* _Exercise requirements_
Show the lines of the material that contain the word "icon".

** Opening Task input block **

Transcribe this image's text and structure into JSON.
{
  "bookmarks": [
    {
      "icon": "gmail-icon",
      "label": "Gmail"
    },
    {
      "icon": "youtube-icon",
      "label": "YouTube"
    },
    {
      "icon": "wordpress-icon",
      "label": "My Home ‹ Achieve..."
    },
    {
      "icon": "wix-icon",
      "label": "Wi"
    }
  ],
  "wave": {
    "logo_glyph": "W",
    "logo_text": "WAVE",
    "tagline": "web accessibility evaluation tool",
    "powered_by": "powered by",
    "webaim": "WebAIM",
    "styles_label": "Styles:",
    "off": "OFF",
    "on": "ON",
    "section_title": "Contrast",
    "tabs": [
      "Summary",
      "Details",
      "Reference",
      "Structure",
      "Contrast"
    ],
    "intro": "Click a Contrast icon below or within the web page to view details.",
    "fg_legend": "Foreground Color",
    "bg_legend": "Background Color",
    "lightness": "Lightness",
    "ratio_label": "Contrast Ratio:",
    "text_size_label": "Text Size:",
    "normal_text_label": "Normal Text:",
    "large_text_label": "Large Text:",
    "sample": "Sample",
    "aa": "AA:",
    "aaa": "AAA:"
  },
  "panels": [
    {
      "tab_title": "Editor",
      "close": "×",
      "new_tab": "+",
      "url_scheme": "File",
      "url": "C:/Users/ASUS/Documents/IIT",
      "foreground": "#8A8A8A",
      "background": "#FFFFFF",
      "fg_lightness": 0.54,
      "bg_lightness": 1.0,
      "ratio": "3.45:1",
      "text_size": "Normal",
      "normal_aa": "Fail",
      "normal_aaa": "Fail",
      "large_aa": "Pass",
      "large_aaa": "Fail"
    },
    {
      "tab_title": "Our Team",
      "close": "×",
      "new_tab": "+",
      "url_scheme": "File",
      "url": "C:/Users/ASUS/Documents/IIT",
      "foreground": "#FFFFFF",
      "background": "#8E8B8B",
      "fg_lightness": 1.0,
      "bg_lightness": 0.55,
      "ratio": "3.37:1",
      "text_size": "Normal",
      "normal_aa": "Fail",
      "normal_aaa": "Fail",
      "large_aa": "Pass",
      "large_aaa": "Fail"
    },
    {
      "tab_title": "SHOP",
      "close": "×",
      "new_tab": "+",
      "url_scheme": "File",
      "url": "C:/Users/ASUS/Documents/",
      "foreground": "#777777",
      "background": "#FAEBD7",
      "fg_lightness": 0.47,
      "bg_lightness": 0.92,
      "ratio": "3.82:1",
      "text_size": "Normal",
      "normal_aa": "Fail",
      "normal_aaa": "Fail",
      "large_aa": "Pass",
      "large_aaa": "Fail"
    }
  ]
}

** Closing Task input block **
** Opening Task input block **

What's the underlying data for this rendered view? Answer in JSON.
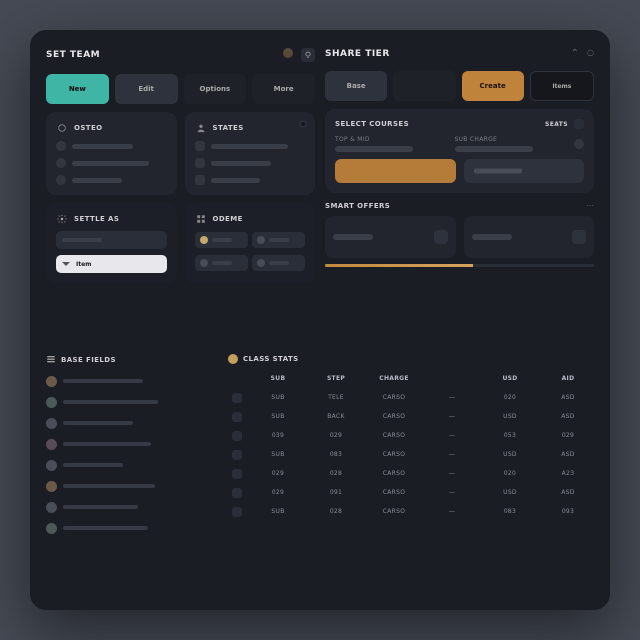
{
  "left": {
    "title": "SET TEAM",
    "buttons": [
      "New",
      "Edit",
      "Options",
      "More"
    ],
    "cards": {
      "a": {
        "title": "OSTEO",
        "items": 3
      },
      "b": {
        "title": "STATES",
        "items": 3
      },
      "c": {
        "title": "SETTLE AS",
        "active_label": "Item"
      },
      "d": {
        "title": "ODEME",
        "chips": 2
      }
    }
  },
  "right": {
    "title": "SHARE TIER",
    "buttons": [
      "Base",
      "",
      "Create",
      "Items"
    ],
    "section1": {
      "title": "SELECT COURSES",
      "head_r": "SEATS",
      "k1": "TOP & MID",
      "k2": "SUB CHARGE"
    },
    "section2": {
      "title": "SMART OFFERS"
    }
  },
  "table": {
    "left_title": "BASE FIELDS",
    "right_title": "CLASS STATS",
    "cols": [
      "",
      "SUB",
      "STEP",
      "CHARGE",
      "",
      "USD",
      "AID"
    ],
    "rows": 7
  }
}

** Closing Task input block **

* _Answer for this exercise_
      "icon": "gmail-icon",
      "icon": "youtube-icon",
      "icon": "wordpress-icon",
      "icon": "wix-icon",
    "intro": "Click a Contrast icon below or within the web page to view details.",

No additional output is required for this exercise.